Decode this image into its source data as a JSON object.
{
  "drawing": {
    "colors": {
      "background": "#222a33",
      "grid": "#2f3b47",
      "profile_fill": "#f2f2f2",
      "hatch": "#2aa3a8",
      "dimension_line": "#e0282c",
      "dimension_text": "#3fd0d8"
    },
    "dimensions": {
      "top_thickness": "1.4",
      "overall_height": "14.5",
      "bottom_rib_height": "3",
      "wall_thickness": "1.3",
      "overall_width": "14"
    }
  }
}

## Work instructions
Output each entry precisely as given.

## Expected output
Decode this image into its source data as a JSON object.
{
  "drawing": {
    "colors": {
      "background": "#222a33",
      "grid": "#2f3b47",
      "profile_fill": "#f2f2f2",
      "hatch": "#2aa3a8",
      "dimension_line": "#e0282c",
      "dimension_text": "#3fd0d8"
    },
    "dimensions": {
      "top_thickness": "1.4",
      "overall_height": "14.5",
      "bottom_rib_height": "3",
      "wall_thickness": "1.3",
      "overall_width": "14"
    }
  }
}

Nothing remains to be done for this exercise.